++++ The data

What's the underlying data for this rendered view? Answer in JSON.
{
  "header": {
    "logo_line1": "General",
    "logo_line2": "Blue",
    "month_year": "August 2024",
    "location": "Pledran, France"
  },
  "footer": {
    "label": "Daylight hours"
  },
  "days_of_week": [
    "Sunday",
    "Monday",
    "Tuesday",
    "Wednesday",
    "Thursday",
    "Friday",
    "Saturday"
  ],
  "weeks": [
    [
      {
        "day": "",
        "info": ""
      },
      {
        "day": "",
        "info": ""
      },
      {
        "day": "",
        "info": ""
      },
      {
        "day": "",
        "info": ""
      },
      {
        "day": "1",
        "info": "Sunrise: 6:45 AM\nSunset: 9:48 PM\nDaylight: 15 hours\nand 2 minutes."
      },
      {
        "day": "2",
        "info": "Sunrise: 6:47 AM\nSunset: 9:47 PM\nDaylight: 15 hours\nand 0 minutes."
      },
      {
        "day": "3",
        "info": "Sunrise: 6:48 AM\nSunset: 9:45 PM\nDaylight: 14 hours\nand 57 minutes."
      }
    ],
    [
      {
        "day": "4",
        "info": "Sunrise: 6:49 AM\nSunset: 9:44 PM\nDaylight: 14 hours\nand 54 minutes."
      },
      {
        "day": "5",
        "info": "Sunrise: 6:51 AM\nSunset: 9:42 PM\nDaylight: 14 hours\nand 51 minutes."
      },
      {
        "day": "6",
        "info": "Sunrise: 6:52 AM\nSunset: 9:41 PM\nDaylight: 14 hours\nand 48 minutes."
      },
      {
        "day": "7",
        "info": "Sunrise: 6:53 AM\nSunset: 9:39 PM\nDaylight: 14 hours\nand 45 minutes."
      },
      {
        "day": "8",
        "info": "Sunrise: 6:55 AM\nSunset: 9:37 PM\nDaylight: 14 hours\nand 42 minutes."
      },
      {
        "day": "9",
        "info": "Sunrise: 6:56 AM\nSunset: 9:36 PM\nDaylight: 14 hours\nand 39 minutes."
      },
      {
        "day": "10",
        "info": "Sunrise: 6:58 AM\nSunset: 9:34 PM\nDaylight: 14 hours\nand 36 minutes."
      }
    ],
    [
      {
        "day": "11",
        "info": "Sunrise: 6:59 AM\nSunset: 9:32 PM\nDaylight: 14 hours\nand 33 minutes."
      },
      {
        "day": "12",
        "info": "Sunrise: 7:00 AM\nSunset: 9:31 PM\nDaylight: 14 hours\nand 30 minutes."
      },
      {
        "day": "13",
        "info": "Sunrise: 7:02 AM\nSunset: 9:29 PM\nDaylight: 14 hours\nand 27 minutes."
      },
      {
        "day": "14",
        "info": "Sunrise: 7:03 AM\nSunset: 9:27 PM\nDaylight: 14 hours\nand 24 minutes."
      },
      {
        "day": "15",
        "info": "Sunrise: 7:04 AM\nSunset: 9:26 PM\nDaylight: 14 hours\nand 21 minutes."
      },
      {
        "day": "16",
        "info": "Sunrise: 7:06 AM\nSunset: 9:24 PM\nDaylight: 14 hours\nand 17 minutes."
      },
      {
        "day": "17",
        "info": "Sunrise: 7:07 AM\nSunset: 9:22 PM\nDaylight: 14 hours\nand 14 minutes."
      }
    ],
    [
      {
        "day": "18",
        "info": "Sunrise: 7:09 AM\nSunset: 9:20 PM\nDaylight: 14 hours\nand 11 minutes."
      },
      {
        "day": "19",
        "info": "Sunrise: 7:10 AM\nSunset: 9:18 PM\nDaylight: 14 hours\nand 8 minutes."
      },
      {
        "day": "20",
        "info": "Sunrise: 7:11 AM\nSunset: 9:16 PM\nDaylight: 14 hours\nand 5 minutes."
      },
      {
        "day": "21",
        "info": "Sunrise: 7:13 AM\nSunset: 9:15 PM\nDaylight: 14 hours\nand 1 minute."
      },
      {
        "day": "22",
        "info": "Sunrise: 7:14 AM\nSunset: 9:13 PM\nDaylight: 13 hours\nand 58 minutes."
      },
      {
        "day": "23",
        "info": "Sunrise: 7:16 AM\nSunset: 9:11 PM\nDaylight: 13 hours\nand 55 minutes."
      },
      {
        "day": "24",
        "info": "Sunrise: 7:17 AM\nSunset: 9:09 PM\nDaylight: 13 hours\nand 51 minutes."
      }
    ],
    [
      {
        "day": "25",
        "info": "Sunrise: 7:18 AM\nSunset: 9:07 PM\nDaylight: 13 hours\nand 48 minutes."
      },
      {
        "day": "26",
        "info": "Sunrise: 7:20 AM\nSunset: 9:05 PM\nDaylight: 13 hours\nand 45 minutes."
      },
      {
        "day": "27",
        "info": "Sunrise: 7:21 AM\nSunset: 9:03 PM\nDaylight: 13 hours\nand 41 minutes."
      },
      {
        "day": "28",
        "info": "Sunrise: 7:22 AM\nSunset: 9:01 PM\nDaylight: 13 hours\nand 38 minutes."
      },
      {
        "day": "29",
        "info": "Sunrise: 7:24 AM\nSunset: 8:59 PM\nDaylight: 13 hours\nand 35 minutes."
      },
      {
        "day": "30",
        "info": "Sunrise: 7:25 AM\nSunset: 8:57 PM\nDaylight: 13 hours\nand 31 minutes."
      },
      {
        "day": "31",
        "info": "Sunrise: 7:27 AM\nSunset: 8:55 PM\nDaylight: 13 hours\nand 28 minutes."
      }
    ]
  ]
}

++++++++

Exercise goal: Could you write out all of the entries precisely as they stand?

Reply:
What's the underlying data for this rendered view? Answer in JSON.
{
  "header": {
    "logo_line1": "General",
    "logo_line2": "Blue",
    "month_year": "August 2024",
    "location": "Pledran, France"
  },
  "footer": {
    "label": "Daylight hours"
  },
  "days_of_week": [
    "Sunday",
    "Monday",
    "Tuesday",
    "Wednesday",
    "Thursday",
    "Friday",
    "Saturday"
  ],
  "weeks": [
    [
      {
        "day": "",
        "info": ""
      },
      {
        "day": "",
        "info": ""
      },
      {
        "day": "",
        "info": ""
      },
      {
        "day": "",
        "info": ""
      },
      {
        "day": "1",
        "info": "Sunrise: 6:45 AM\nSunset: 9:48 PM\nDaylight: 15 hours\nand 2 minutes."
      },
      {
        "day": "2",
        "info": "Sunrise: 6:47 AM\nSunset: 9:47 PM\nDaylight: 15 hours\nand 0 minutes."
      },
      {
        "day": "3",
        "info": "Sunrise: 6:48 AM\nSunset: 9:45 PM\nDaylight: 14 hours\nand 57 minutes."
      }
    ],
    [
      {
        "day": "4",
        "info": "Sunrise: 6:49 AM\nSunset: 9:44 PM\nDaylight: 14 hours\nand 54 minutes."
      },
      {
        "day": "5",
        "info": "Sunrise: 6:51 AM\nSunset: 9:42 PM\nDaylight: 14 hours\nand 51 minutes."
      },
      {
        "day": "6",
        "info": "Sunrise: 6:52 AM\nSunset: 9:41 PM\nDaylight: 14 hours\nand 48 minutes."
      },
      {
        "day": "7",
        "info": "Sunrise: 6:53 AM\nSunset: 9:39 PM\nDaylight: 14 hours\nand 45 minutes."
      },
      {
        "day": "8",
        "info": "Sunrise: 6:55 AM\nSunset: 9:37 PM\nDaylight: 14 hours\nand 42 minutes."
      },
      {
        "day": "9",
        "info": "Sunrise: 6:56 AM\nSunset: 9:36 PM\nDaylight: 14 hours\nand 39 minutes."
      },
      {
        "day": "10",
        "info": "Sunrise: 6:58 AM\nSunset: 9:34 PM\nDaylight: 14 hours\nand 36 minutes."
      }
    ],
    [
      {
        "day": "11",
        "info": "Sunrise: 6:59 AM\nSunset: 9:32 PM\nDaylight: 14 hours\nand 33 minutes."
      },
      {
        "day": "12",
        "info": "Sunrise: 7:00 AM\nSunset: 9:31 PM\nDaylight: 14 hours\nand 30 minutes."
      },
      {
        "day": "13",
        "info": "Sunrise: 7:02 AM\nSunset: 9:29 PM\nDaylight: 14 hours\nand 27 minutes."
      },
      {
        "day": "14",
        "info": "Sunrise: 7:03 AM\nSunset: 9:27 PM\nDaylight: 14 hours\nand 24 minutes."
      },
      {
        "day": "15",
        "info": "Sunrise: 7:04 AM\nSunset: 9:26 PM\nDaylight: 14 hours\nand 21 minutes."
      },
      {
        "day": "16",
        "info": "Sunrise: 7:06 AM\nSunset: 9:24 PM\nDaylight: 14 hours\nand 17 minutes."
      },
      {
        "day": "17",
        "info": "Sunrise: 7:07 AM\nSunset: 9:22 PM\nDaylight: 14 hours\nand 14 minutes."
      }
    ],
    [
      {
        "day": "18",
        "info": "Sunrise: 7:09 AM\nSunset: 9:20 PM\nDaylight: 14 hours\nand 11 minutes."
      },
      {
        "day": "19",
        "info": "Sunrise: 7:10 AM\nSunset: 9:18 PM\nDaylight: 14 hours\nand 8 minutes."
      },
      {
        "day": "20",
        "info": "Sunrise: 7:11 AM\nSunset: 9:16 PM\nDaylight: 14 hours\nand 5 minutes."
      },
      {
        "day": "21",
        "info": "Sunrise: 7:13 AM\nSunset: 9:15 PM\nDaylight: 14 hours\nand 1 minute."
      },
      {
        "day": "22",
        "info": "Sunrise: 7:14 AM\nSunset: 9:13 PM\nDaylight: 13 hours\nand 58 minutes."
      },
      {
        "day": "23",
        "info": "Sunrise: 7:16 AM\nSunset: 9:11 PM\nDaylight: 13 hours\nand 55 minutes."
      },
      {
        "day": "24",
        "info": "Sunrise: 7:17 AM\nSunset: 9:09 PM\nDaylight: 13 hours\nand 51 minutes."
      }
    ],
    [
      {
        "day": "25",
        "info": "Sunrise: 7:18 AM\nSunset: 9:07 PM\nDaylight: 13 hours\nand 48 minutes."
      },
      {
        "day": "26",
        "info": "Sunrise: 7:20 AM\nSunset: 9:05 PM\nDaylight: 13 hours\nand 45 minutes."
      },
      {
        "day": "27",
        "info": "Sunrise: 7:21 AM\nSunset: 9:03 PM\nDaylight: 13 hours\nand 41 minutes."
      },
      {
        "day": "28",
        "info": "Sunrise: 7:22 AM\nSunset: 9:01 PM\nDaylight: 13 hours\nand 38 minutes."
      },
      {
        "day": "29",
        "info": "Sunrise: 7:24 AM\nSunset: 8:59 PM\nDaylight: 13 hours\nand 35 minutes."
      },
      {
        "day": "30",
        "info": "Sunrise: 7:25 AM\nSunset: 8:57 PM\nDaylight: 13 hours\nand 31 minutes."
      },
      {
        "day": "31",
        "info": "Sunrise: 7:27 AM\nSunset: 8:55 PM\nDaylight: 13 hours\nand 28 minutes."
      }
    ]
  ]
}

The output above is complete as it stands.